> _EXERCISE DESCRIPTION_
Set down all of the entries below exactly, and omit the pictures.

Start of ENTRIES SUPPLIED

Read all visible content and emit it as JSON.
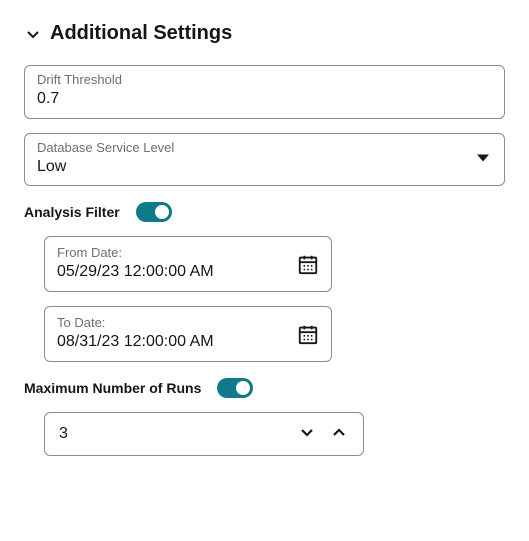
{
  "section": {
    "title": "Additional Settings"
  },
  "driftThreshold": {
    "label": "Drift Threshold",
    "value": "0.7"
  },
  "dbServiceLevel": {
    "label": "Database Service Level",
    "value": "Low"
  },
  "analysisFilter": {
    "label": "Analysis Filter",
    "enabled": true
  },
  "fromDate": {
    "label": "From Date:",
    "value": "05/29/23 12:00:00 AM"
  },
  "toDate": {
    "label": "To Date:",
    "value": "08/31/23 12:00:00 AM"
  },
  "maxRuns": {
    "label": "Maximum Number of Runs",
    "enabled": true,
    "value": "3"
  }
}
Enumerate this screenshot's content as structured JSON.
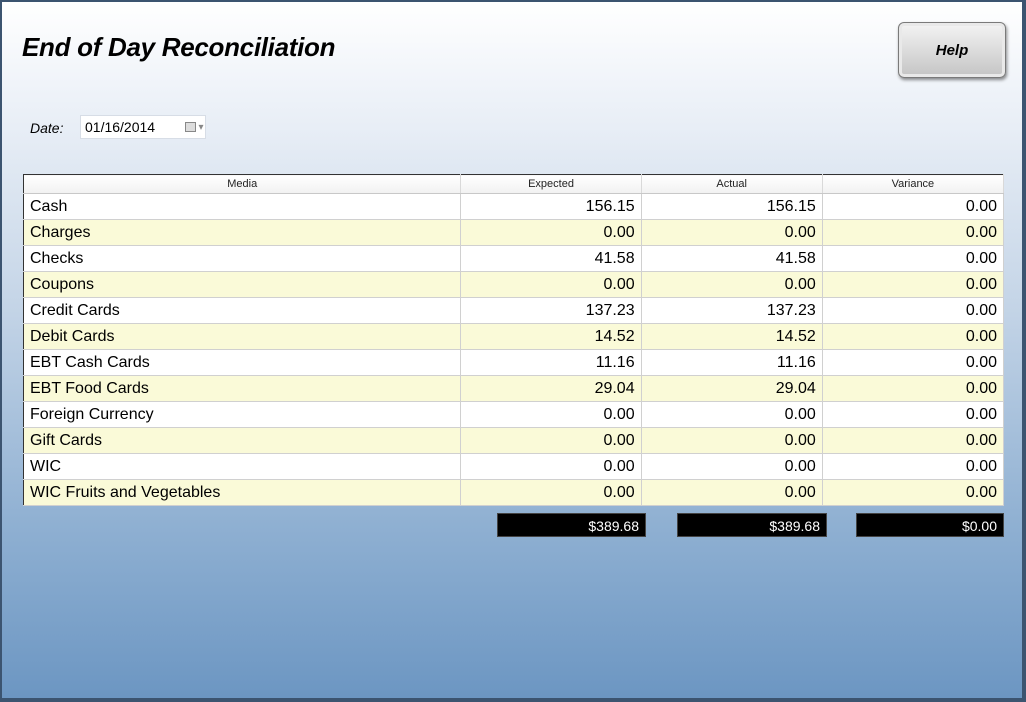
{
  "window": {
    "title": "End of Day Reconciliation",
    "help_label": "Help"
  },
  "date_filter": {
    "label": "Date:",
    "value": "01/16/2014",
    "calendar_icon": "calendar-dropdown-icon"
  },
  "table": {
    "columns": [
      "Media",
      "Expected",
      "Actual",
      "Variance"
    ],
    "rows": [
      {
        "media": "Cash",
        "expected": "156.15",
        "actual": "156.15",
        "variance": "0.00"
      },
      {
        "media": "Charges",
        "expected": "0.00",
        "actual": "0.00",
        "variance": "0.00"
      },
      {
        "media": "Checks",
        "expected": "41.58",
        "actual": "41.58",
        "variance": "0.00"
      },
      {
        "media": "Coupons",
        "expected": "0.00",
        "actual": "0.00",
        "variance": "0.00"
      },
      {
        "media": "Credit Cards",
        "expected": "137.23",
        "actual": "137.23",
        "variance": "0.00"
      },
      {
        "media": "Debit Cards",
        "expected": "14.52",
        "actual": "14.52",
        "variance": "0.00"
      },
      {
        "media": "EBT Cash Cards",
        "expected": "11.16",
        "actual": "11.16",
        "variance": "0.00"
      },
      {
        "media": "EBT Food Cards",
        "expected": "29.04",
        "actual": "29.04",
        "variance": "0.00"
      },
      {
        "media": "Foreign Currency",
        "expected": "0.00",
        "actual": "0.00",
        "variance": "0.00"
      },
      {
        "media": "Gift Cards",
        "expected": "0.00",
        "actual": "0.00",
        "variance": "0.00"
      },
      {
        "media": "WIC",
        "expected": "0.00",
        "actual": "0.00",
        "variance": "0.00"
      },
      {
        "media": "WIC Fruits and Vegetables",
        "expected": "0.00",
        "actual": "0.00",
        "variance": "0.00"
      }
    ]
  },
  "totals": {
    "expected": "$389.68",
    "actual": "$389.68",
    "variance": "$0.00"
  },
  "colors": {
    "row_alt": "#fafad8",
    "total_bg": "#000000",
    "total_text": "#ffffff"
  }
}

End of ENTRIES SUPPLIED

> _ANSWER TO THIS TASK_
Read all visible content and emit it as JSON.
{
  "section": {
    "title": "Additional Settings"
  },
  "driftThreshold": {
    "label": "Drift Threshold",
    "value": "0.7"
  },
  "dbServiceLevel": {
    "label": "Database Service Level",
    "value": "Low"
  },
  "analysisFilter": {
    "label": "Analysis Filter",
    "enabled": true
  },
  "fromDate": {
    "label": "From Date:",
    "value": "05/29/23 12:00:00 AM"
  },
  "toDate": {
    "label": "To Date:",
    "value": "08/31/23 12:00:00 AM"
  },
  "maxRuns": {
    "label": "Maximum Number of Runs",
    "enabled": true,
    "value": "3"
  }
}
Enumerate this screenshot's content as structured JSON.
{
  "window": {
    "title": "End of Day Reconciliation",
    "help_label": "Help"
  },
  "date_filter": {
    "label": "Date:",
    "value": "01/16/2014",
    "calendar_icon": "calendar-dropdown-icon"
  },
  "table": {
    "columns": [
      "Media",
      "Expected",
      "Actual",
      "Variance"
    ],
    "rows": [
      {
        "media": "Cash",
        "expected": "156.15",
        "actual": "156.15",
        "variance": "0.00"
      },
      {
        "media": "Charges",
        "expected": "0.00",
        "actual": "0.00",
        "variance": "0.00"
      },
      {
        "media": "Checks",
        "expected": "41.58",
        "actual": "41.58",
        "variance": "0.00"
      },
      {
        "media": "Coupons",
        "expected": "0.00",
        "actual": "0.00",
        "variance": "0.00"
      },
      {
        "media": "Credit Cards",
        "expected": "137.23",
        "actual": "137.23",
        "variance": "0.00"
      },
      {
        "media": "Debit Cards",
        "expected": "14.52",
        "actual": "14.52",
        "variance": "0.00"
      },
      {
        "media": "EBT Cash Cards",
        "expected": "11.16",
        "actual": "11.16",
        "variance": "0.00"
      },
      {
        "media": "EBT Food Cards",
        "expected": "29.04",
        "actual": "29.04",
        "variance": "0.00"
      },
      {
        "media": "Foreign Currency",
        "expected": "0.00",
        "actual": "0.00",
        "variance": "0.00"
      },
      {
        "media": "Gift Cards",
        "expected": "0.00",
        "actual": "0.00",
        "variance": "0.00"
      },
      {
        "media": "WIC",
        "expected": "0.00",
        "actual": "0.00",
        "variance": "0.00"
      },
      {
        "media": "WIC Fruits and Vegetables",
        "expected": "0.00",
        "actual": "0.00",
        "variance": "0.00"
      }
    ]
  },
  "totals": {
    "expected": "$389.68",
    "actual": "$389.68",
    "variance": "$0.00"
  },
  "colors": {
    "row_alt": "#fafad8",
    "total_bg": "#000000",
    "total_text": "#ffffff"
  }
}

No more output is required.